Auto123 reviews the 2022 Honda Passport Trailsport.
If you want to talk about mixed identities, look no further than the Honda Passport.
Here’s a vehicle that shares a platform with the Honda Pilot (plus a few other Hondas, including a pickup and a minivan), doesn’t offer as much seating (because no third row), makes the same power and isn’t actually that much smaller (it’s even bigger in some ways, in fact). Throw in the fact that its name is actually a rebirth from a time when Honda was having Isuzu build their SUVs, and you have a bit of an existential conundrum.
And we’re not done yet! This particular Passport is the Trailsport model ($49,270), which serves as a bridge between the base Sport ($45,570) and Touring ($52,170) models but gets a styling upgrade that on the surface had me thinking it may be a model unto itself as opposed to just a trim.
The reasons why that’s not the case will be apparent later on, but for now, let’s consider those stylistic upgrades for a minute.
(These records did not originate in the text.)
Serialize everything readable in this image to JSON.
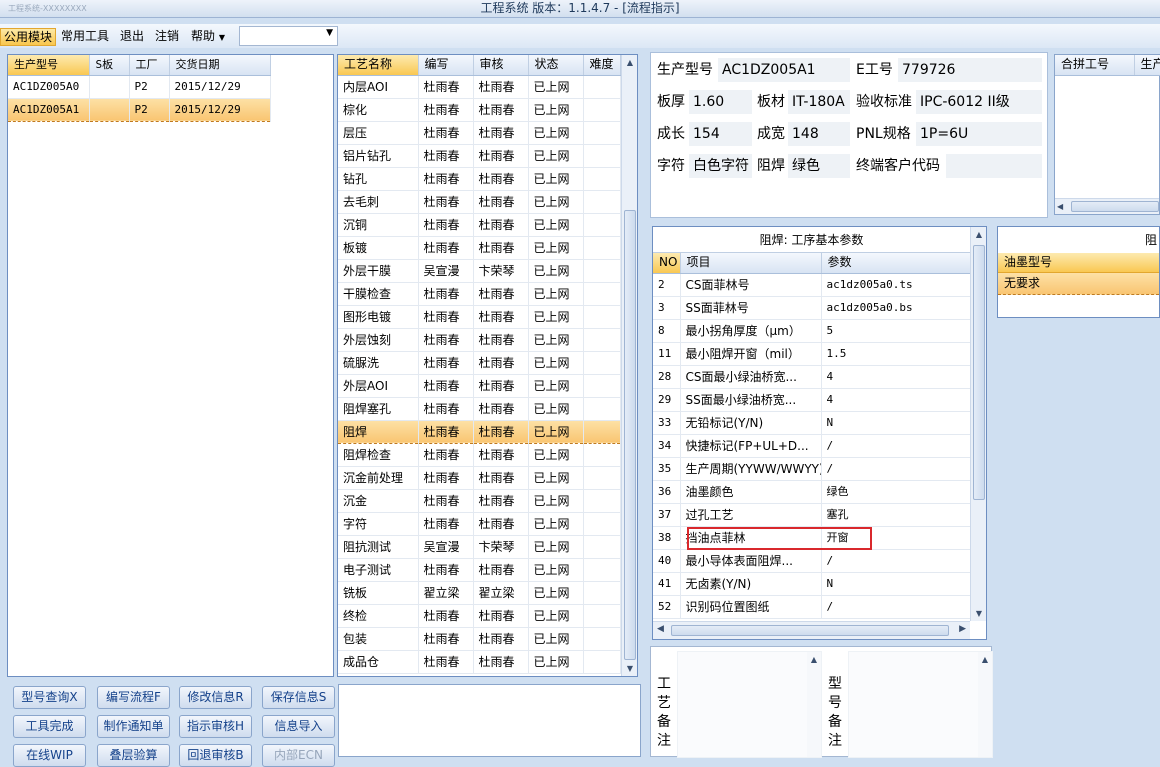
{
  "window": {
    "title": "工程系统   版本：1.1.4.7 - [流程指示]",
    "left_title": "工程系统-XXXXXXXX"
  },
  "menu": {
    "items": [
      "公用模块",
      "常用工具",
      "退出",
      "注销",
      "帮助"
    ],
    "dropdown_value": ""
  },
  "products": {
    "columns": [
      "生产型号",
      "S板",
      "工厂",
      "交货日期"
    ],
    "rows": [
      [
        "AC1DZ005A0",
        "",
        "P2",
        "2015/12/29"
      ],
      [
        "AC1DZ005A1",
        "",
        "P2",
        "2015/12/29"
      ]
    ],
    "selected": 1
  },
  "process": {
    "columns": [
      "工艺名称",
      "编写",
      "审核",
      "状态",
      "难度"
    ],
    "rows": [
      [
        "内层AOI",
        "杜雨春",
        "杜雨春",
        "已上网",
        ""
      ],
      [
        "棕化",
        "杜雨春",
        "杜雨春",
        "已上网",
        ""
      ],
      [
        "层压",
        "杜雨春",
        "杜雨春",
        "已上网",
        ""
      ],
      [
        "铝片钻孔",
        "杜雨春",
        "杜雨春",
        "已上网",
        ""
      ],
      [
        "钻孔",
        "杜雨春",
        "杜雨春",
        "已上网",
        ""
      ],
      [
        "去毛刺",
        "杜雨春",
        "杜雨春",
        "已上网",
        ""
      ],
      [
        "沉铜",
        "杜雨春",
        "杜雨春",
        "已上网",
        ""
      ],
      [
        "板镀",
        "杜雨春",
        "杜雨春",
        "已上网",
        ""
      ],
      [
        "外层干膜",
        "吴宣漫",
        "卞荣琴",
        "已上网",
        ""
      ],
      [
        "干膜检查",
        "杜雨春",
        "杜雨春",
        "已上网",
        ""
      ],
      [
        "图形电镀",
        "杜雨春",
        "杜雨春",
        "已上网",
        ""
      ],
      [
        "外层蚀刻",
        "杜雨春",
        "杜雨春",
        "已上网",
        ""
      ],
      [
        "硫脲洗",
        "杜雨春",
        "杜雨春",
        "已上网",
        ""
      ],
      [
        "外层AOI",
        "杜雨春",
        "杜雨春",
        "已上网",
        ""
      ],
      [
        "阻焊塞孔",
        "杜雨春",
        "杜雨春",
        "已上网",
        ""
      ],
      [
        "阻焊",
        "杜雨春",
        "杜雨春",
        "已上网",
        ""
      ],
      [
        "阻焊检查",
        "杜雨春",
        "杜雨春",
        "已上网",
        ""
      ],
      [
        "沉金前处理",
        "杜雨春",
        "杜雨春",
        "已上网",
        ""
      ],
      [
        "沉金",
        "杜雨春",
        "杜雨春",
        "已上网",
        ""
      ],
      [
        "字符",
        "杜雨春",
        "杜雨春",
        "已上网",
        ""
      ],
      [
        "阻抗测试",
        "吴宣漫",
        "卞荣琴",
        "已上网",
        ""
      ],
      [
        "电子测试",
        "杜雨春",
        "杜雨春",
        "已上网",
        ""
      ],
      [
        "铣板",
        "翟立梁",
        "翟立梁",
        "已上网",
        ""
      ],
      [
        "终检",
        "杜雨春",
        "杜雨春",
        "已上网",
        ""
      ],
      [
        "包装",
        "杜雨春",
        "杜雨春",
        "已上网",
        ""
      ],
      [
        "成品仓",
        "杜雨春",
        "杜雨春",
        "已上网",
        ""
      ]
    ],
    "selected": 15
  },
  "buttons": [
    [
      "型号查询X",
      "编写流程F",
      "修改信息R",
      "保存信息S"
    ],
    [
      "工具完成",
      "制作通知单",
      "指示审核H",
      "信息导入"
    ],
    [
      "在线WIP",
      "叠层验算",
      "回退审核B",
      "内部ECN"
    ]
  ],
  "info": {
    "labels": {
      "product_model": "生产型号",
      "e_number": "E工号",
      "thickness": "板厚",
      "material": "板材",
      "acceptance": "验收标准",
      "growth": "成长",
      "finished": "成宽",
      "pnl": "PNL规格",
      "char": "字符",
      "solder": "阻焊",
      "customer_code": "终端客户代码"
    },
    "values": {
      "product_model": "AC1DZ005A1",
      "e_number": "779726",
      "thickness": "1.60",
      "material": "IT-180A",
      "acceptance": "IPC-6012 II级",
      "growth": "154",
      "finished": "148",
      "pnl": "1P=6U",
      "char": "白色字符",
      "solder": "绿色",
      "customer_code": ""
    }
  },
  "merge": {
    "columns": [
      "合拼工号",
      "生产"
    ]
  },
  "params": {
    "title": "阻焊: 工序基本参数",
    "columns": [
      "NO",
      "项目",
      "参数"
    ],
    "rows": [
      [
        "2",
        "CS面菲林号",
        "ac1dz005a0.ts"
      ],
      [
        "3",
        "SS面菲林号",
        "ac1dz005a0.bs"
      ],
      [
        "8",
        "最小拐角厚度（μm）",
        "5"
      ],
      [
        "11",
        "最小阻焊开窗（mil）",
        "1.5"
      ],
      [
        "28",
        "CS面最小绿油桥宽...",
        "4"
      ],
      [
        "29",
        "SS面最小绿油桥宽...",
        "4"
      ],
      [
        "33",
        "无铅标记(Y/N)",
        "N"
      ],
      [
        "34",
        "快捷标记(FP+UL+D...",
        "/"
      ],
      [
        "35",
        "生产周期(YYWW/WWYY)",
        "/"
      ],
      [
        "36",
        "油墨颜色",
        "绿色"
      ],
      [
        "37",
        "过孔工艺",
        "塞孔"
      ],
      [
        "38",
        "挡油点菲林",
        "开窗"
      ],
      [
        "40",
        "最小导体表面阻焊...",
        "/"
      ],
      [
        "41",
        "无卤素(Y/N)",
        "N"
      ],
      [
        "52",
        "识别码位置图纸",
        "/"
      ]
    ],
    "highlighted": 11
  },
  "ink": {
    "title_partial": "阻",
    "columns": [
      "油墨型号"
    ],
    "rows": [
      [
        "无要求"
      ]
    ]
  },
  "notes": {
    "process_label": "工艺备注",
    "model_label": "型号备注"
  }
}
From the A-pillars forward, the sheet metal is all-new with the most obvious change being the addition of a power bulge (Honda calls it “pronounced” in its literature, but I think “subtle” is more accurate), a squared-off nose with more upright grille and new front fenders.
Indeed, while there may be a power bulge, it’s actually the grille shape and a select few blacked-out trim pieces (crossbar atop the grille, front bumper side intakes) that really caught my eye, as did the newly-designed rear bumper with its big dual exhaust tips and the Sonic Grey Pearl colour. It looks similar to the shade of grey we’ve been seeing from many OEMs lately, and it does work here rather well.
There’s also some pretty eye-catching “Trailsport” badging on the grille and rear deck that I rather like. The black fender caps – required to accommodate wider front and rear tracks -- and roof rails are nice finishing touches.
It all points to the Trailsport following a trend in the industry to building more “lifestyle” vehicles, for example the Mazda CX-50 and the “OG” Subaru Crosstrek, ergo vehicles that look more robust than some of their siblings.
Inside, that theme is represented by orange contrast-colour stitching on the door panels, seats and steering wheel that matches those exterior badges. Which are repeated on the front headrests and floor mats, and all of that is matched by amber mood lighting available only on the Trailsport.
After that, it’s all Passport in here, which means a digital gauge cluster with big, clear graphics that I rather like, a button gear shift system I don’t like quite so much (I prefer the traditional lever, what can I say) and an 8-inch touchscreen infotainment display.
As far as current infotainment systems go, Honda’s sits about mid-pack when it comes to usability. The graphics and buttons are clear and big enough, but there are strange features that take some getting used to.
For example, at the top of the display, there’s a string of what looks like buttons – except they aren’t all buttons. Some serve as hot keys linked to other menus, but others are just there to tell you what your current audio source is, etc. The trip computer is also a little tough to navigate – most of it is accessed via the infotainment display, as opposed to the in-gauge trip computer – and even after driving the many Hondas and Acuras I have, it still annoys me and is a big reason why I stuck with Apple CarPlay for pretty much the duration of my test.
Otherwise, the interior is a very well-fastened and quality affair. The materials are top-notch – in some cases more fit for an Acura – and the driver’s seating position is comfortable with the legroom and headroom required even for taller drivers like myself. Controls are all well within reach and if some of the materials seem luxury SUV-spec, the chunky steering wheel seems like something from a luxury sports sedan.